The paper Greta Magerowski and colleagues explained why they only tested women: they wanted to build on previous studies that had shown MSG to have more of an effect on that group, and to reduce outcome variability related to gender.
There are caveats, one being that they tested only healthy young women, and there are other types of overweight people out there.
Two is that it was done on only 35 women, which is too small a group to warrant earth-shaking conclusions.
- Secrets of Flying Spiders Revealed by Scientists
- ‘Lucy’ Walked Upright but Baby Australopithecines Lurked in Trees
- Ribbit Me This: What Do 99-million Year Old Frogs in Amber Found in Myanmar Tell Us?
Three is that we can't know whether developing an umami soup habit will have any long-term effect. You might slurp down the rich-flavored savory potage before one meal and behave with miraculous restraint, but maybe it won't work twice, or maybe the effect will wear off, or maybe éclairs overpower the influence. We could develop umami soup resistance. Who knows.
Meanwhile, the results show how MSG influences our eating choices: by affecting our brain.
Monosodium glutamate is an artificially manufactured salt of the amino acid glutamate, which other things helps regulate digestion. Umami has been shown to affect appetite more than sweet or bland hors d'oeuvres, most markedly in women.
The experiment consisted of feeding healthy young women chicken broth with or without MSG, then testing the women's reactions to a buffet situation: their self-control, their eye movements, and brain's reactions to the sight of the various foods.
Eating the laced soup improved the women's inhibitory control, they report. Eating regular chicken soup did not. Nor does it cure the common cold, but that's another story.
"We found evidence for improvement in key parameters related to inhibitory control following intake of the MSG+ broth, particularly in subjects with high levels of eating disinhibition," which is another way to say, women prone to binging were particularly prone to the influence of the savory soup, wrote study leader Miguel Alonso-Alonso of the BIDMC's Department of Surgery and colleagues.
The women given the spiked soup also ate less saturated fat during the meal, say the scientists. That touches on better food choices, albeit subconscious ones.
Regarding their eyes, eating the broth with the MSG helped the women focus on the food on their plate rather than check out with the competition is eating.
And finally, drinking MSG broth increased activity in the left prefrontal cortex that other studies have associated with successful self-control while deciding what to eat.
Yes, the MSG soup seems to have helped the healthy young women make smarter eating decisions, the scientists infer.
All in all results won't make your doctor prescribe monosodium glutamate-spiked soup just yet, but they do suggest that eating umami soup before a meal helps healthy young women with weight issues achieve healthier eating behavior. Perhaps we will find out one day what it does to chubby elderly men. It probably can't hurt: "Many cultures around the world advocate drinking a broth before a meal," Alonso-Alonso points out.

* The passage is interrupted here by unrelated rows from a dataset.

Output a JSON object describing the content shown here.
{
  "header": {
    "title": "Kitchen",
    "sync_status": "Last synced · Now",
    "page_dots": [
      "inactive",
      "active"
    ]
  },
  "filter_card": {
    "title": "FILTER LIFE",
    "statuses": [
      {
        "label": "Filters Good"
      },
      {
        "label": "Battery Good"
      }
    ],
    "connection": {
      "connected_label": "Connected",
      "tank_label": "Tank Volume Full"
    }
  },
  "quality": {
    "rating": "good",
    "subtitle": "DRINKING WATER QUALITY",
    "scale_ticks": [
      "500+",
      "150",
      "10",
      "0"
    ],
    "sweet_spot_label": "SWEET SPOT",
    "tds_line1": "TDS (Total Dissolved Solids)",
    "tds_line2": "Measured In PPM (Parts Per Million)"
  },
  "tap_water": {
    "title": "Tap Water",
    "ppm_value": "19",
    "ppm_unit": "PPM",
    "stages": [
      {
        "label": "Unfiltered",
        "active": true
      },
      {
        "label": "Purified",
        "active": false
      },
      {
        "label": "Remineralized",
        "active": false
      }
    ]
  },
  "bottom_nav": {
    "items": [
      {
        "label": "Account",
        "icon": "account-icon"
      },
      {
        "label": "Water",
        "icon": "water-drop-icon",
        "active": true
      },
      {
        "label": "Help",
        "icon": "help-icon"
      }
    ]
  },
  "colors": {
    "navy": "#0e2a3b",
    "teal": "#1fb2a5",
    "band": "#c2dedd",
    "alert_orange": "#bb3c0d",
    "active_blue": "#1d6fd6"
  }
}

Umami is a Japanese word to express a fifth basic taste: savory. The other four are sweet, salty, bitter, and sour. Glutamate, a key component of the umami flavor, is widespread in foods, especially animal protein. The form MSG is very widely used as a food additive, not only in western-style so-called "Chinese food" but in canned vegetables and industrial foods, including – yes – soup powders. Manufacturers like it because MSG enhances flavor.
What else MSG does remains to be seen. Regulators tend to wax cautious but in fact no proof has been found that MSG causes cancer, as had once been feared. The U.S. Food and Drug Administration calls it "generally recognized as safe." Nor has allergy to MSG been scientifically proven, though the Mayo Clinic points out that some people may feel have short-term reactions to MSG that are usually mild. If you think you're sensitive, don't eat it.